The release of No Time to Die was pushed back and back and back again until finally it opened in Ireland last week.
The long wait gave fans a chance to sip martinis and re-acquaint themselves with the highlights of Bond’s six-decade career: stopping a demented tycoon from crashing the global economy (Goldfinger); thwarting a terrorist conspiracy to hack the internet (Spectre); and preventing nuclear bombs from razing Miami (Thunderball), New York and Moscow (The Spy Who Loved Me), West Germany (Octopussy) and Istanbul (The World Is Not Enough).
Still, 007’s most politically important mission did not take place on the big screen, but at the White House in the early 1960s. John F Kennedy was a Bond fan, and the media loved to draw parallels between the fictional spy and the real-life president — so much so that their personas became intertwined in America’s cultural subconscious. This was no accident: Kennedy deliberately used Bond to project an image as a heroic leader who could meet any challenge in the most perilous years of the Cold War.

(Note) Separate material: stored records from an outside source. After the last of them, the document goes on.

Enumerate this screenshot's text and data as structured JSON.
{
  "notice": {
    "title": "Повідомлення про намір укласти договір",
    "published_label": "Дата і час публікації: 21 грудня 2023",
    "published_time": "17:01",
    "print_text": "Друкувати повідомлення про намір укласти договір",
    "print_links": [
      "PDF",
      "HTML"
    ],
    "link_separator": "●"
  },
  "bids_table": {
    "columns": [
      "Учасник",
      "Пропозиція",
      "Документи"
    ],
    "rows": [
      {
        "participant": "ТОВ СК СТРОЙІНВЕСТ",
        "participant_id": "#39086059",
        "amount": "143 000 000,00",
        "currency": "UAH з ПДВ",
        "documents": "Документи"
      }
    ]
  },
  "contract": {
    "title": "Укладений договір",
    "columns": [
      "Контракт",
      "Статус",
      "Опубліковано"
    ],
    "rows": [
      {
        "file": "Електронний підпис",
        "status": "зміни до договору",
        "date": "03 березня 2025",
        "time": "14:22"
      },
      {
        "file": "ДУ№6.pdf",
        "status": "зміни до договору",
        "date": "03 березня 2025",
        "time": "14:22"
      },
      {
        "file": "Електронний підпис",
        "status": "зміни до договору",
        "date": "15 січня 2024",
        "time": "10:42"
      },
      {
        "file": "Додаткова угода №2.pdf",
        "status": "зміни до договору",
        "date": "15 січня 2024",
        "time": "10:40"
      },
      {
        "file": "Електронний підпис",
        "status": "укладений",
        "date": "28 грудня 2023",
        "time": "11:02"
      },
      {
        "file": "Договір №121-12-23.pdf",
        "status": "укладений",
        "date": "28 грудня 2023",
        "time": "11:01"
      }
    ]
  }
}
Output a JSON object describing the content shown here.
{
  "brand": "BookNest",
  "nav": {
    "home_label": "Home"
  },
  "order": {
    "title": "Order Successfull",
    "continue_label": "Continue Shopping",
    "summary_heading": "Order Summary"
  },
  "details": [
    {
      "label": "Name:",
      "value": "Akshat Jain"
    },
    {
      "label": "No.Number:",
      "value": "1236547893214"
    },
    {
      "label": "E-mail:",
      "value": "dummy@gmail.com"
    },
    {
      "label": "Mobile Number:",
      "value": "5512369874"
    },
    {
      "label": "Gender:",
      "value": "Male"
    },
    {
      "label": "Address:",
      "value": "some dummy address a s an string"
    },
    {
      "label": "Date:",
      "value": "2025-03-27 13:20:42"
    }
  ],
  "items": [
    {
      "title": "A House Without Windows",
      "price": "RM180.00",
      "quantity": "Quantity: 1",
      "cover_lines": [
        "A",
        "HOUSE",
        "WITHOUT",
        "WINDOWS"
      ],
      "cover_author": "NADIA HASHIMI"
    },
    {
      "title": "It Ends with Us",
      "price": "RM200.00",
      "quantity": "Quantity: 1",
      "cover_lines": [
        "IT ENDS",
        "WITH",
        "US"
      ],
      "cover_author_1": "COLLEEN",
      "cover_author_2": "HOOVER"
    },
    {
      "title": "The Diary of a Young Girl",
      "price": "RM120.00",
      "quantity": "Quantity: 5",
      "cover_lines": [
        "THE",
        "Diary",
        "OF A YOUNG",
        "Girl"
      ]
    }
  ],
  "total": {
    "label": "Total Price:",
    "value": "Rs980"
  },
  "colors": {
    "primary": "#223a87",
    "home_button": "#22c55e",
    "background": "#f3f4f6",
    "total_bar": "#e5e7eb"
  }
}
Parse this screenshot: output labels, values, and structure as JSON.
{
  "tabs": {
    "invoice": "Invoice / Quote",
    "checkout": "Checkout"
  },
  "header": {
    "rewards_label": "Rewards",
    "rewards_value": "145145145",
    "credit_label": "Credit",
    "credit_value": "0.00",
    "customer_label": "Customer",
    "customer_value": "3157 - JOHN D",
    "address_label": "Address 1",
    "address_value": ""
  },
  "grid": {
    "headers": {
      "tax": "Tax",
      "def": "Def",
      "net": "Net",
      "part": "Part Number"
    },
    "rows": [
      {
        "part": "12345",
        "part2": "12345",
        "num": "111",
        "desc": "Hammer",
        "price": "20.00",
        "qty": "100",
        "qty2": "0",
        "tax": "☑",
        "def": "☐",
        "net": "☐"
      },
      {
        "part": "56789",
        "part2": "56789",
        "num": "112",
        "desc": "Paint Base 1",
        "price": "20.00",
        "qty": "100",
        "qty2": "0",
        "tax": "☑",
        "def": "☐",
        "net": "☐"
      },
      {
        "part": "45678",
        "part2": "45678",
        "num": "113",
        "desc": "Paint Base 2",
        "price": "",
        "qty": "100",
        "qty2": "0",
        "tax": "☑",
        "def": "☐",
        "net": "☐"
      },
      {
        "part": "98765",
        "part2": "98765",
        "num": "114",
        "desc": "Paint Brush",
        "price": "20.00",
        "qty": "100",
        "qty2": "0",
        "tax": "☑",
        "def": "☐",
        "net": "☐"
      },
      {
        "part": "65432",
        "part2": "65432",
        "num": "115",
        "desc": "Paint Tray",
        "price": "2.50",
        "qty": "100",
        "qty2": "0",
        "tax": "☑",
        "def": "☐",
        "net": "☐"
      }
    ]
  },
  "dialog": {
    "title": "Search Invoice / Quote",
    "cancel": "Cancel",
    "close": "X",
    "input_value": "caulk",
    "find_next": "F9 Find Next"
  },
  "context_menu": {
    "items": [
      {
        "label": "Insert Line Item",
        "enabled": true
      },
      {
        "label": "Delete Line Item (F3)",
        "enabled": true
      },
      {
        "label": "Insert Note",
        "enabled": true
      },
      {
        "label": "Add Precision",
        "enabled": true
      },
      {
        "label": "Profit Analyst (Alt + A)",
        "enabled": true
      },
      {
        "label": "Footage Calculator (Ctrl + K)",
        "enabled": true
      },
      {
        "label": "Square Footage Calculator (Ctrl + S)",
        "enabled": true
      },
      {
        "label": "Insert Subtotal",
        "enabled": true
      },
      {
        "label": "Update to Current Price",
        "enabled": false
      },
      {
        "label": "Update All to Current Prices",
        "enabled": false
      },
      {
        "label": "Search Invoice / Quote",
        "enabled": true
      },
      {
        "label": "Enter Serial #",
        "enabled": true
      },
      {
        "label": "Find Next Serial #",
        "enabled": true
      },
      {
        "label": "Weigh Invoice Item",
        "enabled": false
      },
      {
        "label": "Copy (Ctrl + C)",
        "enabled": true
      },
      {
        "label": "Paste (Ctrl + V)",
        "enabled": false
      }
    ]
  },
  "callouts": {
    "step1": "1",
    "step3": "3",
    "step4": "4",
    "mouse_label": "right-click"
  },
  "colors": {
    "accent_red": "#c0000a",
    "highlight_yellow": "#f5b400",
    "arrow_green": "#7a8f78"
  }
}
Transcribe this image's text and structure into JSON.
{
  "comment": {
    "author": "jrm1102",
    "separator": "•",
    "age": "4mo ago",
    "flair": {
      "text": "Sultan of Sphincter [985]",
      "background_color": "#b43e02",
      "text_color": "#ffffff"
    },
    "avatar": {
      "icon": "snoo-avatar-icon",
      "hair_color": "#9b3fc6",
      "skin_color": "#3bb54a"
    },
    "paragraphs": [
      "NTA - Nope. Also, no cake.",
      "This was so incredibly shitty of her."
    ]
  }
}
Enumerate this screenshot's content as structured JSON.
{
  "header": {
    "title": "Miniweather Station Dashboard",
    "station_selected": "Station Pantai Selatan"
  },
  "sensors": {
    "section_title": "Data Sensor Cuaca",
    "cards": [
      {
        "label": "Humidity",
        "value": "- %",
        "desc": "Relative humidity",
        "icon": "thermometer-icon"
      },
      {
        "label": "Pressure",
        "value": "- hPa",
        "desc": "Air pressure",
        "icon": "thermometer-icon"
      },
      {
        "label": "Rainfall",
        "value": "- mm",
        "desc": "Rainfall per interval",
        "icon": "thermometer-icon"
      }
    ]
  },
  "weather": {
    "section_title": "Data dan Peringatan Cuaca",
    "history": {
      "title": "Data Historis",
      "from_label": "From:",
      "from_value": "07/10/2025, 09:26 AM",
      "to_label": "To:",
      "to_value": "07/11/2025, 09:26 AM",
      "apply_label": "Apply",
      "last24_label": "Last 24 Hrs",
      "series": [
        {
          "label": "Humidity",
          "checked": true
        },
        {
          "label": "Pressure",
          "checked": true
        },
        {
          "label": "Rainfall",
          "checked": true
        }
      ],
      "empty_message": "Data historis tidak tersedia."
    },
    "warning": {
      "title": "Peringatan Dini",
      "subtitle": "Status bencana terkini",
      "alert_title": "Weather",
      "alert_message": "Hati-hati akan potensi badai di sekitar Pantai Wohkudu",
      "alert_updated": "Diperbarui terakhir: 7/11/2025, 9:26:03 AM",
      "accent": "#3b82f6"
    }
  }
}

In 1954, then-senator Kennedy was in hospital recovering from back surgery and looking to kill time when a friend handed him a copy of Casino Royale, the first of the 007 novels, by British author Ian Fleming. JFK devoured it.
In 1960, during his presidential campaign, Kennedy invited Fleming over to his Georgetown house. They talked foreign affairs, with Fleming arguing that the United States could topple Fidel Castro by dropping pesos over Havana, together with leaflets reading “Compliments of the United States”.
While that particular piece of advice was ignored, probably with good reason, Fleming did inspire American spymasters. Allen Dulles, who served as CIA chief under presidents Dwight D Eisenhower and Kennedy, was another Bond devotee, and he instructed his Office of Technical Service to engineer 007-style gadgets for his agents. The resulting devices included exploding cigars and knife-tip shoes.
In 1961, not long after his inauguration, JFK was asked about his favourite books. Alongside highbrow choices he named From Russia With Love, in which Bond comes up against Soviet counter-intelligence. The presidential shout-out sent the 007 series flying off the shelves.
Bond’s sudden popularity stateside persuaded Eon Productions to dash ahead with its movie adaptation of Fleming’s Dr No. It was later screened at the White House. Afterwards, JFK told the producers they should film From Russia With Love next. It wasn’t an executive order, but they followed it anyway. That movie would be the last JFK ever watched. He was shown a rough cut on November 20, 1963 — a day before he departed for San Antonio and then Dallas.
JFK was a master of spin. He knew professing his fondness for Bond would result in an avalanche of articles lumping them together, which worked to his advantage. When people thought of Bond, they would also think of Kennedy — and thus the heroic qualities of the spy would get bestowed on the president.
Political leaders have always sought to govern under the aegis of mythic figures. In the ancient world, that meant invoking gods and heroes. In our secular age, it’s subtler, but the principle remains the same. Politicians refer to “great” leaders from the past or, in some cases, fictional characters. When Trump tweeted a picture of himself as Rocky, the intended message was clear: Trump = fighter. Kennedy never actually transposed his head on to Bond’s body, but Americans got the picture — their president would protect them.
In October 1962, that perception took on more importance than ever. Like the Bond villains brandishing weapons of untold destruction, the Cuban missile crisis threatened to unleash nuclear war. But JFK kept cool under pressure and led the way in finding a diplomatic solution.
Bond may have been more of a fighter than a diplomat, but the mark he made on his greatest Oval Office admirer might just have helped save the world.
© Washington Post